# EXERCISE DATA
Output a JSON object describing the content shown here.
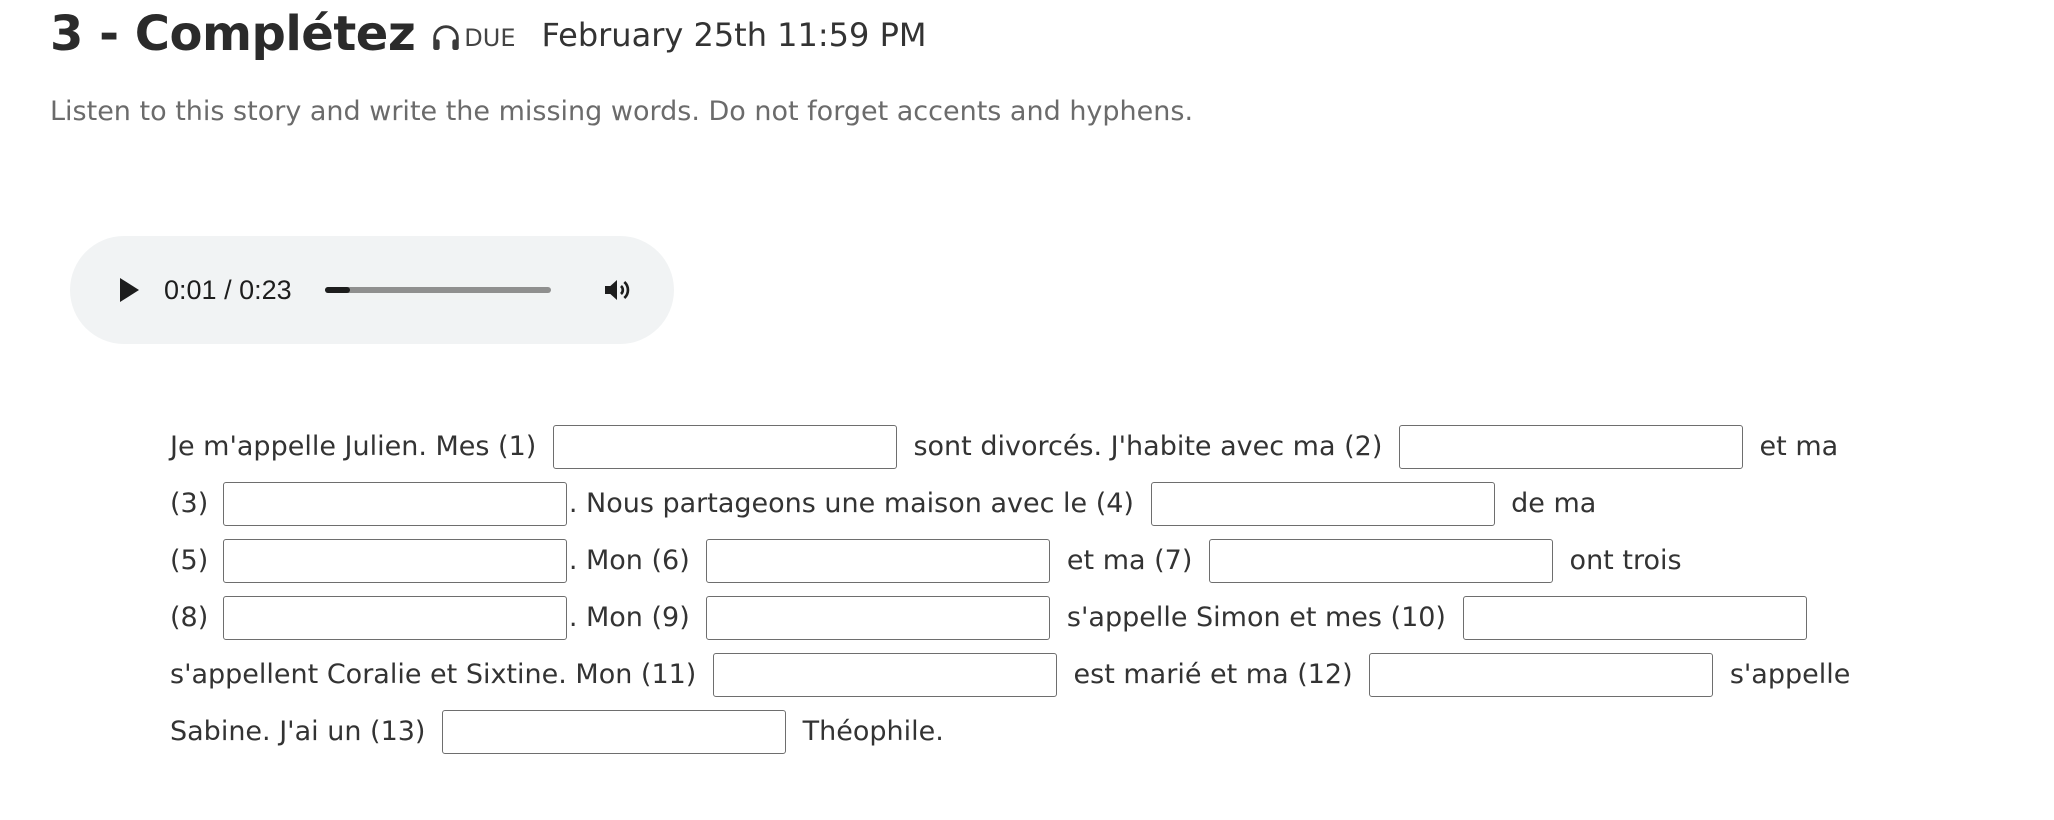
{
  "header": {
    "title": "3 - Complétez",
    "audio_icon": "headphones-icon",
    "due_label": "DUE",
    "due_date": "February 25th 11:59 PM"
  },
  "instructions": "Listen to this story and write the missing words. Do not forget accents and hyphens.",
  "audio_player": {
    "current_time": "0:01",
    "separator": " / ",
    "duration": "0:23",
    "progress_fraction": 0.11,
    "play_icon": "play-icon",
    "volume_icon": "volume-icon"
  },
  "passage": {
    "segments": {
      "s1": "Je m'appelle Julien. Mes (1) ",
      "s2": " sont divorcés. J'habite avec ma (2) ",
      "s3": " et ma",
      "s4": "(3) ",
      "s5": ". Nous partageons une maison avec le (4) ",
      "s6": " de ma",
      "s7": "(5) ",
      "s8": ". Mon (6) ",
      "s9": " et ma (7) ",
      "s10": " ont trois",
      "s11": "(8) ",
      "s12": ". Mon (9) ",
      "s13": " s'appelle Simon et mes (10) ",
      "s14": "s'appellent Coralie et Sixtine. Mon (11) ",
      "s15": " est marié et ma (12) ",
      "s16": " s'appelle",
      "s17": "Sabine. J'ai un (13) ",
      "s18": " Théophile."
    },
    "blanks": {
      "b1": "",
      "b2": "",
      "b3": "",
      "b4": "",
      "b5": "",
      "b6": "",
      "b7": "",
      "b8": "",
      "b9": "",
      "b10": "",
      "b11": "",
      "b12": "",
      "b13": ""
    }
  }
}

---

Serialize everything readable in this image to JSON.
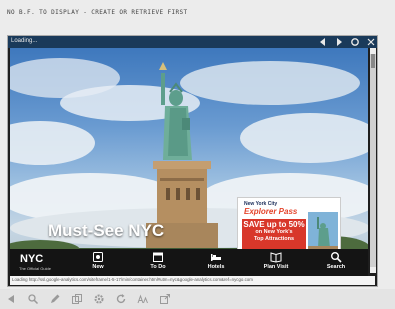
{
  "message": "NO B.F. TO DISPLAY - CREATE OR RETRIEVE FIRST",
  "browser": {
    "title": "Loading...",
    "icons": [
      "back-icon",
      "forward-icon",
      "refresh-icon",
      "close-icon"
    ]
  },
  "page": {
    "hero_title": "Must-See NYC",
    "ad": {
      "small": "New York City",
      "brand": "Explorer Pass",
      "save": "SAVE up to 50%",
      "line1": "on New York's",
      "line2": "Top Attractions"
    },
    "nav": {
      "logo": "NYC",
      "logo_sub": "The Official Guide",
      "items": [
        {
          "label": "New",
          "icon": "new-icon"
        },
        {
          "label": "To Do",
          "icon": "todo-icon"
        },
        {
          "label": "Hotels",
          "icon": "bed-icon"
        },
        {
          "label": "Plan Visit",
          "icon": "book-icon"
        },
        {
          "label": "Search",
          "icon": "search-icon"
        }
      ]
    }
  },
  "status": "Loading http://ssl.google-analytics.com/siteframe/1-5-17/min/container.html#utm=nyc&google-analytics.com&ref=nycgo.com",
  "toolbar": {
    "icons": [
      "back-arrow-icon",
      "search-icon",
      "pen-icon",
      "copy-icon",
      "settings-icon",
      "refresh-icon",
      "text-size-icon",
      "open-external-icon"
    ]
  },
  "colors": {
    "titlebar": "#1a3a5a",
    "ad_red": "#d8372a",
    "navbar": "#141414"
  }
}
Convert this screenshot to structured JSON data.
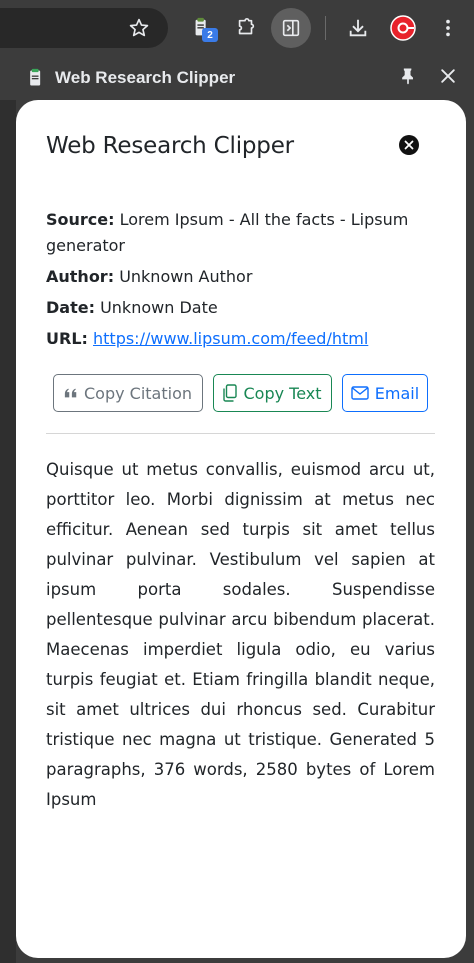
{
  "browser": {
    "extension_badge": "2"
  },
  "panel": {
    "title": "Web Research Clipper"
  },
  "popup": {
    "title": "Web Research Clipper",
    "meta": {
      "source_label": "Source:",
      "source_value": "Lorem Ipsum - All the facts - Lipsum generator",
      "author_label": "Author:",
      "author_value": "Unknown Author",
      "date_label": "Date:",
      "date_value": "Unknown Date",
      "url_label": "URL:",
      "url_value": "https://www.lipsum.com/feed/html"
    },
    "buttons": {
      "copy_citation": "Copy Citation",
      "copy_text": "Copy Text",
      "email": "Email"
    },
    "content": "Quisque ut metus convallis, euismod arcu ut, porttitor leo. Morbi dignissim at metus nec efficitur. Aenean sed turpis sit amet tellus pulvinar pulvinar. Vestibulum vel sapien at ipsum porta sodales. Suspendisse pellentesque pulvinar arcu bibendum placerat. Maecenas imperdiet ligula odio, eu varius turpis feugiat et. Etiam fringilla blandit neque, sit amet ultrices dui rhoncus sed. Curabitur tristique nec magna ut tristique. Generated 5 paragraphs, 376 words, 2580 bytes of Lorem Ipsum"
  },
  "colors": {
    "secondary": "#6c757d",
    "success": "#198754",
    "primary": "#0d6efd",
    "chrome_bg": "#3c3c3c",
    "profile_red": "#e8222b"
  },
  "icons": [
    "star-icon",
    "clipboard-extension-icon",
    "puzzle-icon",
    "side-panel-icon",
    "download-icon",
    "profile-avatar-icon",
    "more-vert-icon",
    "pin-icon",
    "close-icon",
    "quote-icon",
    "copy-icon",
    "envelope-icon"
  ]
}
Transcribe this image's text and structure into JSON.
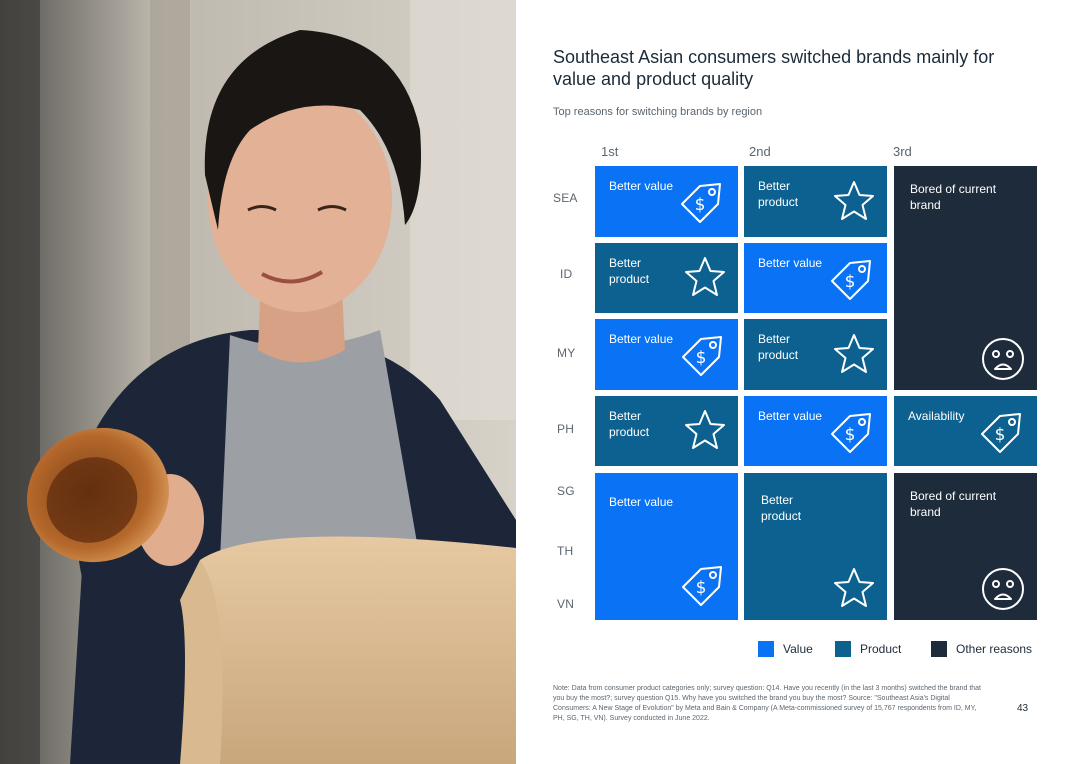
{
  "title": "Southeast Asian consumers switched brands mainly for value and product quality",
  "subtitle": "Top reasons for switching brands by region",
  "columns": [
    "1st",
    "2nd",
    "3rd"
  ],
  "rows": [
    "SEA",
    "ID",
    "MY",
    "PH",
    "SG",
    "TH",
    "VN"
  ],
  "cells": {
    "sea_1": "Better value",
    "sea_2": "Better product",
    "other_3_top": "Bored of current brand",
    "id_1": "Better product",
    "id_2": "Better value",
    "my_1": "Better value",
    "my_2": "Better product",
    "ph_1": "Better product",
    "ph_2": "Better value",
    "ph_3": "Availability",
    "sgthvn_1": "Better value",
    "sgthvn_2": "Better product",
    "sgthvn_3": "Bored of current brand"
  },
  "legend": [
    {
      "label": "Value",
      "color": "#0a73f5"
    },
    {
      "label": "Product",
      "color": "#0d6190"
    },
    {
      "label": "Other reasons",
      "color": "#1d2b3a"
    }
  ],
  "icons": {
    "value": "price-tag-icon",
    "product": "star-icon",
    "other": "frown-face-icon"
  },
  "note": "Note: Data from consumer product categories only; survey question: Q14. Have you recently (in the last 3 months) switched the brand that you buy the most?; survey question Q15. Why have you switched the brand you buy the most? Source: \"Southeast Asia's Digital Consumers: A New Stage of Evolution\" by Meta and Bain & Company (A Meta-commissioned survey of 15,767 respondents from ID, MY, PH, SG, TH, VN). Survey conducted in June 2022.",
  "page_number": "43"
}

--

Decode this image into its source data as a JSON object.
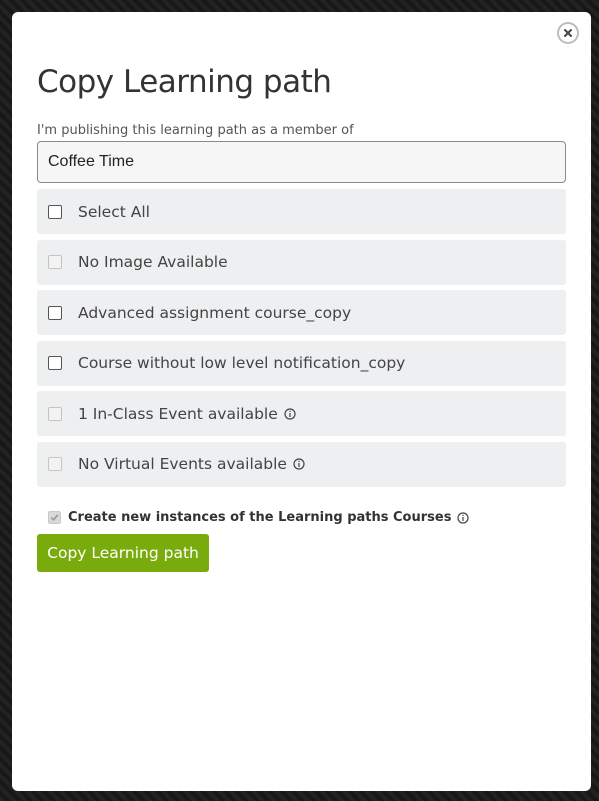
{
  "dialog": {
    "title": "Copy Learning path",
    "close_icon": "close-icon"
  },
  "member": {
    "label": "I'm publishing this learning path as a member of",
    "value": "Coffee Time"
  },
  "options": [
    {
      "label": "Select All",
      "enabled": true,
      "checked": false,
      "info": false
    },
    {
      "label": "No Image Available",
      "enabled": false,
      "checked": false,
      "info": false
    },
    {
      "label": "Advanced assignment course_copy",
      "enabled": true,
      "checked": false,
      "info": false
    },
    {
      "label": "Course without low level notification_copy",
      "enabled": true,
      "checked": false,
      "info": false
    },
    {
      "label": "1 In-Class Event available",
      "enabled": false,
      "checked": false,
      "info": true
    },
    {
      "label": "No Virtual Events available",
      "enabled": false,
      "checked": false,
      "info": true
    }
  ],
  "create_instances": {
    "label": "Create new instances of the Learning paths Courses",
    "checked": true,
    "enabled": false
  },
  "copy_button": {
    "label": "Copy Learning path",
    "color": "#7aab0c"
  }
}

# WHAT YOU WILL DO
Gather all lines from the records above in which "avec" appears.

# RESPONSE TO THE TASK
      "s2": " sont divorcés. J'habite avec ma (2) ",
      "s5": ". Nous partageons une maison avec le (4) ",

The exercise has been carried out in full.